|Whats come of his weskit? I dont hold with wearing ironmongery, whether it wears well or no.
This is worse than Mordor! said Sam. Much worse in a way. It comes home to you, as they say; because it is home, and you remember it before it was all ruined.
|It is useless to meet revenge with revenge: it will heal nothing.
Do not kill him even now. For he has not hurt me. And in any case I do not wish him to be slain in this evil mood. He was great once, of a noble kind that we should not dare to raise our hands against. He is fallen, and his cure is beyond us; but I would still spare him, in the hope that he may find it.
Saruman rose to his feet, and stared at Frodo. There was a strange look in his eyes of mingled wonder and respect and hatred. You have grown, Halfling, he said. Yes, you have grown very much. You are wise, and cruel. You have robbed my revenge of sweetness, and now I must go hence in bitterness, in debt to your mercy. I hate it and you!
The Grey Havens
|The fruit was so plentiful that young hobbits very nearly bathed in strawberries and cream; and later they sat on the lawns under the plum-trees and ate, until they had made piles of stones like small pyramids or the heaped skulls of a conqueror, and then they moved on. And no one was ill, and everyone was pleased, except those who had to mow the grass.
|It must often be so, Sam, when things are in danger: some one has to give them up, lose them, so that others may keep them.
|Go in peace! I will not say: do not weep; for not all tears are an evil.
Annals of the Kings and Rulers
The Númenorean Kings
Gondor and the Heirs of Anárion

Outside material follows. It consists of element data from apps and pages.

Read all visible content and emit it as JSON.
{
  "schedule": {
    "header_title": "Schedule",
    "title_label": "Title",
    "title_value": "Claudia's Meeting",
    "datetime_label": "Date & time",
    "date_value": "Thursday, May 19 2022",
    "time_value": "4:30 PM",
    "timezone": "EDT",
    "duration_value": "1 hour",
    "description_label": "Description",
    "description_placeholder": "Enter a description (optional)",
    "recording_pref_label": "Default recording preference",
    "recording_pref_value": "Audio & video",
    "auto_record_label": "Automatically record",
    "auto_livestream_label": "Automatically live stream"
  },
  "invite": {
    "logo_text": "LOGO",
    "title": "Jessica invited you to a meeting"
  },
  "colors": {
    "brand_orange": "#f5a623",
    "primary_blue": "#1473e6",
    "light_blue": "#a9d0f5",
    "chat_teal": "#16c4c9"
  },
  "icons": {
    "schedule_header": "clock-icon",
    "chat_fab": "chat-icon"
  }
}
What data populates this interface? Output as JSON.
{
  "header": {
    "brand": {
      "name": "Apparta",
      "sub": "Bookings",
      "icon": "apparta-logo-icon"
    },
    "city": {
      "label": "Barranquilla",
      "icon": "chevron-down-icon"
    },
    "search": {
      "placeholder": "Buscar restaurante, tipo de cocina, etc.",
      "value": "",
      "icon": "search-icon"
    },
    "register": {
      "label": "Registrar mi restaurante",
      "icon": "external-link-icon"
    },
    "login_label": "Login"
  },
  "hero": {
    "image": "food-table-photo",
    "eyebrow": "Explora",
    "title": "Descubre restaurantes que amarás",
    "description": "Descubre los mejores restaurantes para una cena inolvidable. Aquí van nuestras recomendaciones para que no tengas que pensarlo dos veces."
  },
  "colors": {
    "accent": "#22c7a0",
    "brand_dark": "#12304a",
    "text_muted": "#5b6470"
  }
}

|He read the hearts of men as shrewdly as his father, but what he read moved him sooner to pity than to scorn. He was gentle in bearing, and a lover of lore and of music, and therefore by many in those days his courage was judged less than his brothers. But it was not so, except that he did not seek glory in danger without a purpose.
|It did not seem possible to Faramir that any one in Gondor could rival Boromir, heir of Denethor, Captain of the White Tower; and of like mind was Boromir.
here follows a part of the Tale of Aragorn and Arwen
|But let us not be overthrown at the final test, who of old renounced the Shadow and the Ring. In sorrow we must go, but not in despair. Behold! we are not bound for ever to the circles of the world, and beyond them is more than memory. Farewell!
|We fought this war for vengeance, and vengeance we have taken. But it is not sweet. If this is victory, then our hands are too small to hold it.
Will you come with me back to the anvil? Or will you beg your bread at proud doors?
To the anvil, answered Thorin. The hammer will at least keep the arms strong, until they can wield sharper tools again.
|But Orcs and Trolls spoke as they would, without love of words or things; and their language was actually more degraded and filthy than I have shown it. I do not suppose that any will wish for a closer rendering, though models are easy to find. Much the same sort of talk can still be heard among the orc-minded; dreary and repetitive with hatred and contempt, too long removed from good to retain even verbal vigour, save in the ears of those to whom only the squalid sounds strong.
text checked (see note) Mar 2005